Family Loans

Be Smart About Family Loans

Thinking of taking a new loan? Wondering where you can find the best possible terms? The truth is that so-called ‘family loans’ may be the best option to get away with minimal or no interest charges; however, these types of loans are notorious for causing complications with those closest to you. It is important to carefully weigh the risks and benefits before committing to any loans, especially those with family members. This article will introduce the advantages and disadvantages of family loans and discuss ways to minimize complications.

First, it is very important to properly document the transaction as actual loan. This involves taking down the terms of payment along with any assets pledged as securities to back the loan. This will help prevent complications later when it comes to justifying the position to the IRS. Moreover, this will make income taxes much easier for your lender. There are two ways to approach the documentation process: (1) approach a lawyer to draw up the documentation or (2) simply do it yourself. Some of the most convenient options available can be found online in family legal software which provide templates for a number of situations. A properly documented loan can not only help resolve any disputes as to the numbers between family members but also keeps things legal with the IRS.

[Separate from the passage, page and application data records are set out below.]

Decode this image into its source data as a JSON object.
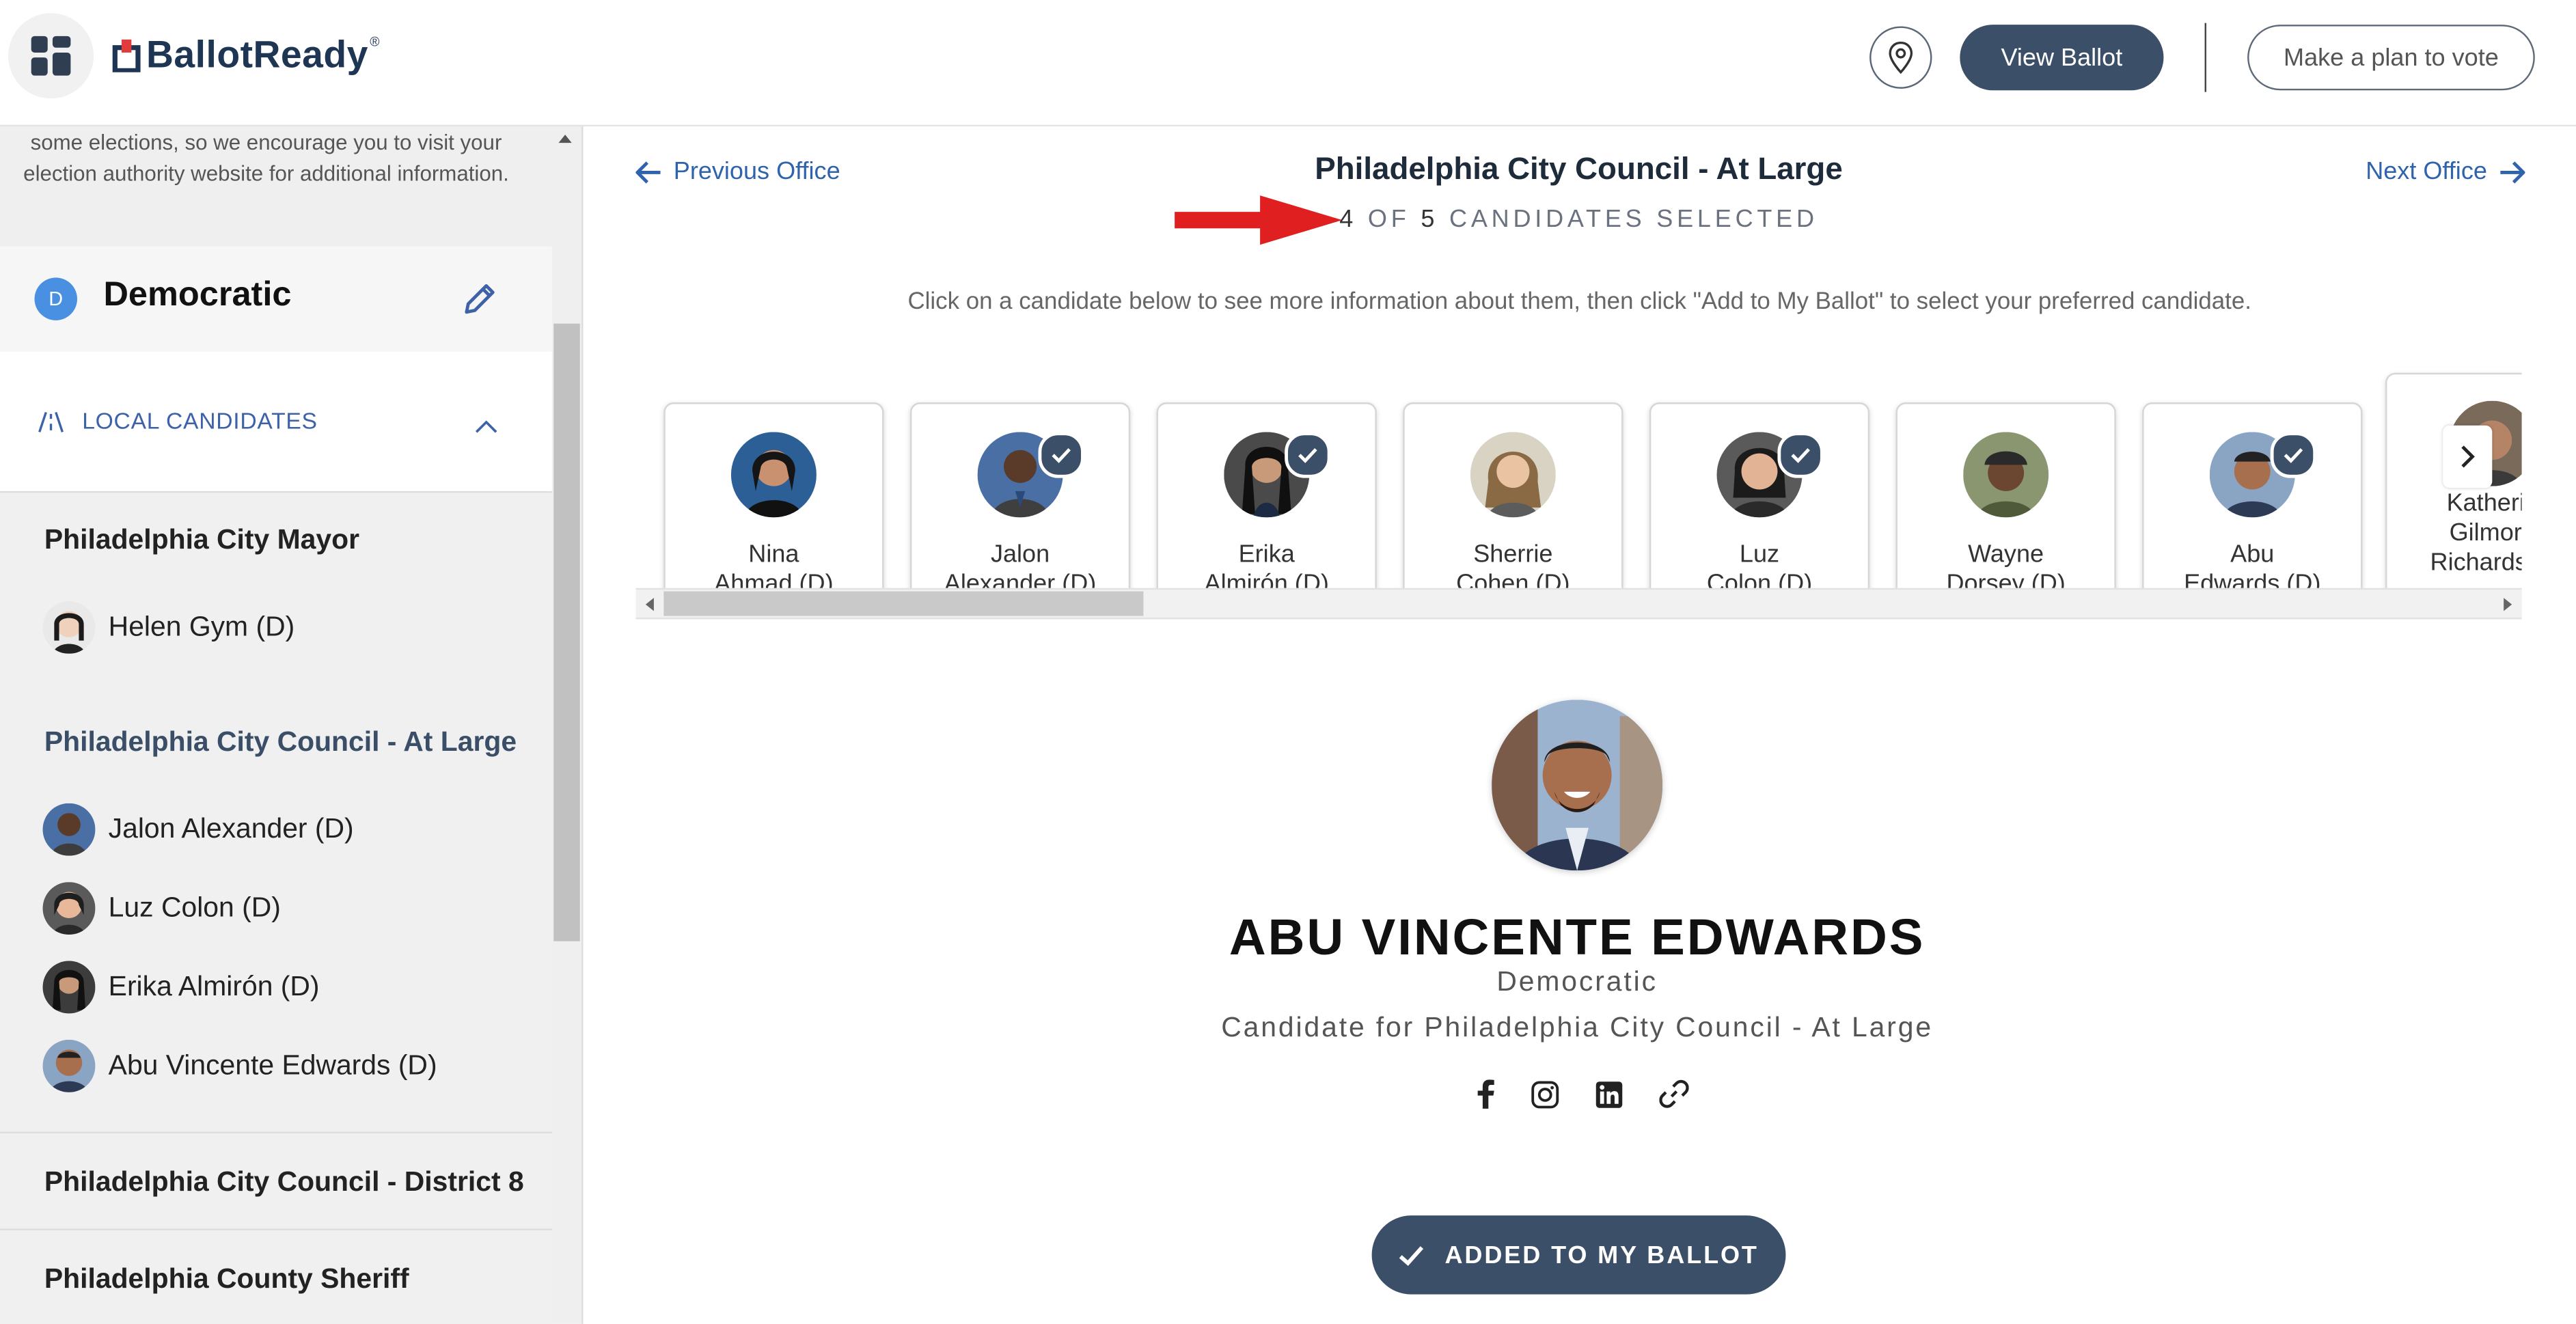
{
  "app": {
    "brand": "BallotReady",
    "brand_mark": "®"
  },
  "header": {
    "view_ballot_label": "View Ballot",
    "plan_label": "Make a plan to vote"
  },
  "sidebar": {
    "notice": "some elections, so we encourage you to visit your election authority website for additional information.",
    "party": {
      "badge": "D",
      "name": "Democratic"
    },
    "local_label": "LOCAL CANDIDATES",
    "offices": [
      {
        "title": "Philadelphia City Mayor",
        "candidates": [
          "Helen Gym (D)"
        ]
      },
      {
        "title": "Philadelphia City Council - At Large",
        "candidates": [
          "Jalon Alexander (D)",
          "Luz Colon (D)",
          "Erika Almirón (D)",
          "Abu Vincente Edwards (D)"
        ]
      },
      {
        "title": "Philadelphia City Council - District 8",
        "candidates": []
      },
      {
        "title": "Philadelphia County Sheriff",
        "candidates": []
      }
    ]
  },
  "main": {
    "prev_label": "Previous Office",
    "next_label": "Next Office",
    "office_title": "Philadelphia City Council - At Large",
    "selected_num": "4",
    "selected_of": "OF",
    "selected_total": "5",
    "selected_suffix": "CANDIDATES SELECTED",
    "instructions": "Click on a candidate below to see more information about them, then click \"Add to My Ballot\" to select your preferred candidate.",
    "cards": [
      {
        "name": "Nina\nAhmad (D)",
        "selected": false,
        "color": "#2b5f95"
      },
      {
        "name": "Jalon\nAlexander (D)",
        "selected": true,
        "color": "#4a6fa5"
      },
      {
        "name": "Erika\nAlmirón (D)",
        "selected": true,
        "color": "#3c3c3c"
      },
      {
        "name": "Sherrie\nCohen (D)",
        "selected": false,
        "color": "#c9b79a"
      },
      {
        "name": "Luz\nColon (D)",
        "selected": true,
        "color": "#5a5a5a"
      },
      {
        "name": "Wayne\nDorsey (D)",
        "selected": false,
        "color": "#6d7a5a"
      },
      {
        "name": "Abu\nEdwards (D)",
        "selected": true,
        "color": "#8aa4c4"
      },
      {
        "name": "Katheri\nGilmor\nRichardso",
        "selected": false,
        "color": "#7a6a5a"
      }
    ],
    "profile": {
      "name": "ABU VINCENTE EDWARDS",
      "party": "Democratic",
      "office": "Candidate for Philadelphia City Council - At Large"
    },
    "added_label": "ADDED TO MY BALLOT"
  },
  "colors": {
    "primary": "#3b5068",
    "link": "#2f64ad",
    "accent_arrow": "#e02020"
  }
}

The IRS imposes several restrictions on family loans. It is important to specify that the loan is not a gift and that the lender is expecting you to return the money within a particular time period. Any interest payments received by the lender are considered income and are taxable by the IRS. If interest is not charged the IRS can still levy a tax on the interest that should be being charged. This complicated “imputed tax” basically means that if this is truly a loan, and not just a gift, there should be interest payments – and the IRS is going to tax the lender for these interest payments whether or not he is actually receiving them.

One of the other major tax implications to consider involves loans going towards mortgages. After all, one of the most common types of family loans is a loan to finance the down payment on a house. It is best to secure this note with your new house as it will help you take advantage of a whole range of tax deductions later, as interest payments are deductible. Additionally, trying to hide the source of income for your down payment could get you into major trouble with the authorities. Consequently, it is extremely important to bring this issue up when applying for a home mortgage.

Entanglement with the IRS’ crazy imputed interest can generally be avoided if the total loan amount of the loans between the two parties is less than $100,000. To explain, the $100,000 rule comes into play when the cumulative balance of all the loans between the concerned parties, including interest, is less than $100,000. This rule allows the imputed interest to be zero for the purposes of income tax if the borrower’s net income from investments within the given year is not more than $1,000. In almost all cases of family loans, the person borrowing the money is probably lacking significant investment income – so the lender should be safe from imputed interest tax.

In the end, it is often advisable to contact a tax lawyer before you enter into a large family loan because the tax implications can be complicated. You can avoid all the above hassles by simply legitimately charging interest on the loan that you give because and declaring the interest as taxable income.

Though in all this talk about tax troubles, we haven’t really taken the family relationship into account yet, but bad family debts can significantly impair if not ruin family relations. Carefully consider what each person is getting into before rushing into a family loan, and if you decide to go through with it draw up proper papers and keep your business and personal relationship distinct. There have been countless instances of families being torn apart over a good-natured loan – don’t become one of them.